Task statement: A faithful copy of the listing below is required.

--------------------------------------------------

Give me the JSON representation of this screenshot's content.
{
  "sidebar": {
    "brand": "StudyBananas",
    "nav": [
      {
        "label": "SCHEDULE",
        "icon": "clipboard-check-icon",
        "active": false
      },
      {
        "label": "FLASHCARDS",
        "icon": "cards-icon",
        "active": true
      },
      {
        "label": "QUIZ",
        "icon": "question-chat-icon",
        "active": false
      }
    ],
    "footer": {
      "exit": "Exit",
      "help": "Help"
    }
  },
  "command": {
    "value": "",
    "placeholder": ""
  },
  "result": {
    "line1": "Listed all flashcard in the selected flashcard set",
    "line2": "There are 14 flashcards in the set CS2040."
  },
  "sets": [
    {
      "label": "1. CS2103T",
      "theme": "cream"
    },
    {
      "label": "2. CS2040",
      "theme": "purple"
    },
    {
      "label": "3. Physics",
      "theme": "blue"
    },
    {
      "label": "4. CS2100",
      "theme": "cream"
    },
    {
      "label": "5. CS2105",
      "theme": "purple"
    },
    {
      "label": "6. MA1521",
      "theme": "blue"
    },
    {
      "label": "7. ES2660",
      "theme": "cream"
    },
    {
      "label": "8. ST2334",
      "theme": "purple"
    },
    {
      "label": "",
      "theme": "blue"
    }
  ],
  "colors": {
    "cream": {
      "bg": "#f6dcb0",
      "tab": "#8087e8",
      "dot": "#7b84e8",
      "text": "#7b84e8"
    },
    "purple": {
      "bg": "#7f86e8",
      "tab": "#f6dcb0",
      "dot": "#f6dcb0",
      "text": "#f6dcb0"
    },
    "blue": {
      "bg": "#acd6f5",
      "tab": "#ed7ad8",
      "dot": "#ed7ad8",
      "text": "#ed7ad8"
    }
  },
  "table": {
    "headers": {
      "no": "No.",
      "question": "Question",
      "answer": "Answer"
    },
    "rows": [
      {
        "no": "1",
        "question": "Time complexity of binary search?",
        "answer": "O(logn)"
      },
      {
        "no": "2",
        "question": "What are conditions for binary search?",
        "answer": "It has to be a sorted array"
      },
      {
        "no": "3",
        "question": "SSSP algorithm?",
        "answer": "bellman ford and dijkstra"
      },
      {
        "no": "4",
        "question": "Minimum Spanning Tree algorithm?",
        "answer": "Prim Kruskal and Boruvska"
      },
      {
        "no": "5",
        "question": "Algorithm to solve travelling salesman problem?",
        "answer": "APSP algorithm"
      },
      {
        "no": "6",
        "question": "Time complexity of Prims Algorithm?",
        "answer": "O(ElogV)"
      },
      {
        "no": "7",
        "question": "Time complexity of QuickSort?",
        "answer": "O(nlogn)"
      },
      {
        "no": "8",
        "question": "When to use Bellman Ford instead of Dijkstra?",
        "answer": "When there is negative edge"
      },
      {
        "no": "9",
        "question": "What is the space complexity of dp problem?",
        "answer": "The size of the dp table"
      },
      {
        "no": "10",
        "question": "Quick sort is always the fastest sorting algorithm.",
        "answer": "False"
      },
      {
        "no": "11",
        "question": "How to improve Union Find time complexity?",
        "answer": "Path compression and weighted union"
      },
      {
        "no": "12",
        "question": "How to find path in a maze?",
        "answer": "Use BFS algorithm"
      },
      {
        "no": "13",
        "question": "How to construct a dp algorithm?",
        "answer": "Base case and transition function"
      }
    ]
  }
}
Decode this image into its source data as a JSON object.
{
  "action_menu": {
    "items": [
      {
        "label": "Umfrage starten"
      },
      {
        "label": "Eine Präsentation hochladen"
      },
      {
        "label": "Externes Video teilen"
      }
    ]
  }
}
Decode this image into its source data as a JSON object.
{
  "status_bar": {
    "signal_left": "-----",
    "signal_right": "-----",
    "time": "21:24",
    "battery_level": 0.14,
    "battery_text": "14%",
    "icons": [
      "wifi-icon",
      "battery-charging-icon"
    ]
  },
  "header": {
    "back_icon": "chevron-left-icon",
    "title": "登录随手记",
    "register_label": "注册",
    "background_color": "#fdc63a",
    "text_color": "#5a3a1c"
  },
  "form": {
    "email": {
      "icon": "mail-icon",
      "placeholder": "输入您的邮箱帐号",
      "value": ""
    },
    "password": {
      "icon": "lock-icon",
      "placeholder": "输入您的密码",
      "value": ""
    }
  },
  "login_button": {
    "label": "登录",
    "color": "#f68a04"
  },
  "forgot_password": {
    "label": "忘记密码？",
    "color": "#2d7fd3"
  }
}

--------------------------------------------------

Exercise response:
Give me the JSON representation of this screenshot's content.
{
  "sidebar": {
    "brand": "StudyBananas",
    "nav": [
      {
        "label": "SCHEDULE",
        "icon": "clipboard-check-icon",
        "active": false
      },
      {
        "label": "FLASHCARDS",
        "icon": "cards-icon",
        "active": true
      },
      {
        "label": "QUIZ",
        "icon": "question-chat-icon",
        "active": false
      }
    ],
    "footer": {
      "exit": "Exit",
      "help": "Help"
    }
  },
  "command": {
    "value": "",
    "placeholder": ""
  },
  "result": {
    "line1": "Listed all flashcard in the selected flashcard set",
    "line2": "There are 14 flashcards in the set CS2040."
  },
  "sets": [
    {
      "label": "1. CS2103T",
      "theme": "cream"
    },
    {
      "label": "2. CS2040",
      "theme": "purple"
    },
    {
      "label": "3. Physics",
      "theme": "blue"
    },
    {
      "label": "4. CS2100",
      "theme": "cream"
    },
    {
      "label": "5. CS2105",
      "theme": "purple"
    },
    {
      "label": "6. MA1521",
      "theme": "blue"
    },
    {
      "label": "7. ES2660",
      "theme": "cream"
    },
    {
      "label": "8. ST2334",
      "theme": "purple"
    },
    {
      "label": "",
      "theme": "blue"
    }
  ],
  "colors": {
    "cream": {
      "bg": "#f6dcb0",
      "tab": "#8087e8",
      "dot": "#7b84e8",
      "text": "#7b84e8"
    },
    "purple": {
      "bg": "#7f86e8",
      "tab": "#f6dcb0",
      "dot": "#f6dcb0",
      "text": "#f6dcb0"
    },
    "blue": {
      "bg": "#acd6f5",
      "tab": "#ed7ad8",
      "dot": "#ed7ad8",
      "text": "#ed7ad8"
    }
  },
  "table": {
    "headers": {
      "no": "No.",
      "question": "Question",
      "answer": "Answer"
    },
    "rows": [
      {
        "no": "1",
        "question": "Time complexity of binary search?",
        "answer": "O(logn)"
      },
      {
        "no": "2",
        "question": "What are conditions for binary search?",
        "answer": "It has to be a sorted array"
      },
      {
        "no": "3",
        "question": "SSSP algorithm?",
        "answer": "bellman ford and dijkstra"
      },
      {
        "no": "4",
        "question": "Minimum Spanning Tree algorithm?",
        "answer": "Prim Kruskal and Boruvska"
      },
      {
        "no": "5",
        "question": "Algorithm to solve travelling salesman problem?",
        "answer": "APSP algorithm"
      },
      {
        "no": "6",
        "question": "Time complexity of Prims Algorithm?",
        "answer": "O(ElogV)"
      },
      {
        "no": "7",
        "question": "Time complexity of QuickSort?",
        "answer": "O(nlogn)"
      },
      {
        "no": "8",
        "question": "When to use Bellman Ford instead of Dijkstra?",
        "answer": "When there is negative edge"
      },
      {
        "no": "9",
        "question": "What is the space complexity of dp problem?",
        "answer": "The size of the dp table"
      },
      {
        "no": "10",
        "question": "Quick sort is always the fastest sorting algorithm.",
        "answer": "False"
      },
      {
        "no": "11",
        "question": "How to improve Union Find time complexity?",
        "answer": "Path compression and weighted union"
      },
      {
        "no": "12",
        "question": "How to find path in a maze?",
        "answer": "Use BFS algorithm"
      },
      {
        "no": "13",
        "question": "How to construct a dp algorithm?",
        "answer": "Base case and transition function"
      }
    ]
  }
}
Decode this image into its source data as a JSON object.
{
  "action_menu": {
    "items": [
      {
        "label": "Umfrage starten"
      },
      {
        "label": "Eine Präsentation hochladen"
      },
      {
        "label": "Externes Video teilen"
      }
    ]
  }
}
Decode this image into its source data as a JSON object.
{
  "status_bar": {
    "signal_left": "-----",
    "signal_right": "-----",
    "time": "21:24",
    "battery_level": 0.14,
    "battery_text": "14%",
    "icons": [
      "wifi-icon",
      "battery-charging-icon"
    ]
  },
  "header": {
    "back_icon": "chevron-left-icon",
    "title": "登录随手记",
    "register_label": "注册",
    "background_color": "#fdc63a",
    "text_color": "#5a3a1c"
  },
  "form": {
    "email": {
      "icon": "mail-icon",
      "placeholder": "输入您的邮箱帐号",
      "value": ""
    },
    "password": {
      "icon": "lock-icon",
      "placeholder": "输入您的密码",
      "value": ""
    }
  },
  "login_button": {
    "label": "登录",
    "color": "#f68a04"
  },
  "forgot_password": {
    "label": "忘记密码？",
    "color": "#2d7fd3"
  }
}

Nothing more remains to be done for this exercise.